◆ To do: After finding the line with "Transcribe this image's" in the entries below, copy that line and each one after it exactly, through the last line, and omit pictures.

◆ Records for this task:
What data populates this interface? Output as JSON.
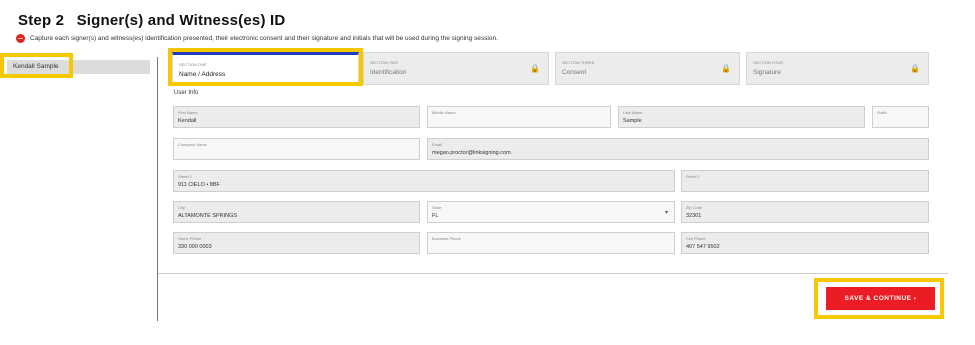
{
  "header": {
    "step": "Step 2",
    "title": "Signer(s) and Witness(es) ID",
    "info_icon": "minus-circle-icon",
    "info_text": "Capture each signer(s) and witness(es) identification presented, their electronic consent and their signature and initials that will be used during the signing session."
  },
  "signers": [
    {
      "name": "Kendall Sample"
    }
  ],
  "sections": [
    {
      "label": "SECTION ONE",
      "value": "Name / Address",
      "locked": false
    },
    {
      "label": "SECTION TWO",
      "value": "Identification",
      "locked": true
    },
    {
      "label": "SECTION THREE",
      "value": "Consent",
      "locked": true
    },
    {
      "label": "SECTION FOUR",
      "value": "Signature",
      "locked": true
    }
  ],
  "lock_icon": "lock-icon",
  "user_info_heading": "User Info",
  "fields": {
    "first_name": {
      "label": "First Name",
      "value": "Kendall"
    },
    "middle_name": {
      "label": "Middle Name",
      "value": ""
    },
    "last_name": {
      "label": "Last Name",
      "value": "Sample"
    },
    "suffix": {
      "label": "Suffix",
      "value": ""
    },
    "company_name": {
      "label": "Company Name",
      "value": ""
    },
    "email": {
      "label": "Email",
      "value": "megan.proctor@linksigning.com"
    },
    "street1": {
      "label": "Street 1",
      "value": "911 CIELO • 8BF"
    },
    "street2": {
      "label": "Street 2",
      "value": ""
    },
    "city": {
      "label": "City",
      "value": "ALTAMONTE SPRINGS"
    },
    "state": {
      "label": "State",
      "value": "FL"
    },
    "zip_code": {
      "label": "Zip Code",
      "value": "32301"
    },
    "home_phone": {
      "label": "Home Phone",
      "value": "330 000 0003"
    },
    "work_phone": {
      "label": "Business Phone",
      "value": ""
    },
    "cell_phone": {
      "label": "Cell Phone",
      "value": "407 547 9502"
    }
  },
  "save_button": "SAVE & CONTINUE ›"
}
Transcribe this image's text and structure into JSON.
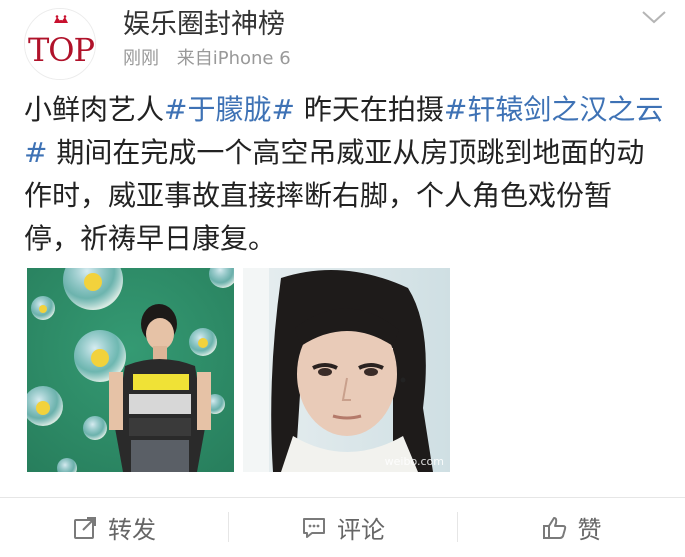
{
  "post": {
    "author": "娱乐圈封神榜",
    "time": "刚刚",
    "source": "来自iPhone 6",
    "avatar_text": "TOP",
    "text_segments": [
      {
        "text": "小鲜肉艺人",
        "type": "plain"
      },
      {
        "text": "#于朦胧#",
        "type": "hashtag"
      },
      {
        "text": " 昨天在拍摄",
        "type": "plain"
      },
      {
        "text": "#轩辕剑之汉之云#",
        "type": "hashtag"
      },
      {
        "text": " 期间在完成一个高空吊威亚从房顶跳到地面的动作时，威亚事故直接摔断右脚，个人角色戏份暂停，祈祷早日康复。",
        "type": "plain"
      }
    ],
    "images": [
      {
        "icon": "photo-sponge-bubbles"
      },
      {
        "icon": "photo-costume-portrait",
        "watermark": "weibo.com"
      }
    ]
  },
  "actions": {
    "repost_label": "转发",
    "comment_label": "评论",
    "like_label": "赞"
  },
  "colors": {
    "hashtag": "#3e72b5",
    "meta": "#999999",
    "crown": "#c8102e"
  }
}
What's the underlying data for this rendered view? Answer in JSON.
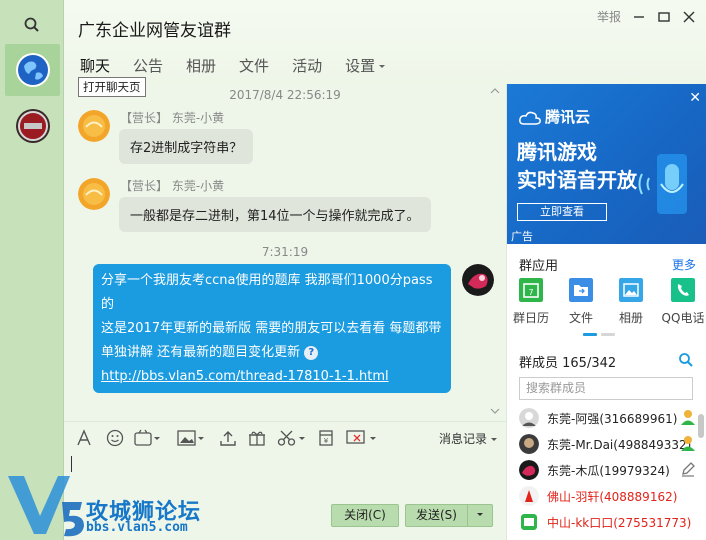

◆ Solution to this task:
Transcribe this image's text and structure into JSON.
{
  "post": {
    "author": "娱乐圈封神榜",
    "time": "刚刚",
    "source": "来自iPhone 6",
    "avatar_text": "TOP",
    "text_segments": [
      {
        "text": "小鲜肉艺人",
        "type": "plain"
      },
      {
        "text": "#于朦胧#",
        "type": "hashtag"
      },
      {
        "text": " 昨天在拍摄",
        "type": "plain"
      },
      {
        "text": "#轩辕剑之汉之云#",
        "type": "hashtag"
      },
      {
        "text": " 期间在完成一个高空吊威亚从房顶跳到地面的动作时，威亚事故直接摔断右脚，个人角色戏份暂停，祈祷早日康复。",
        "type": "plain"
      }
    ],
    "images": [
      {
        "icon": "photo-sponge-bubbles"
      },
      {
        "icon": "photo-costume-portrait",
        "watermark": "weibo.com"
      }
    ]
  },
  "actions": {
    "repost_label": "转发",
    "comment_label": "评论",
    "like_label": "赞"
  },
  "colors": {
    "hashtag": "#3e72b5",
    "meta": "#999999",
    "crown": "#c8102e"
  }
}
What's the underlying data for this rendered view? Answer in JSON.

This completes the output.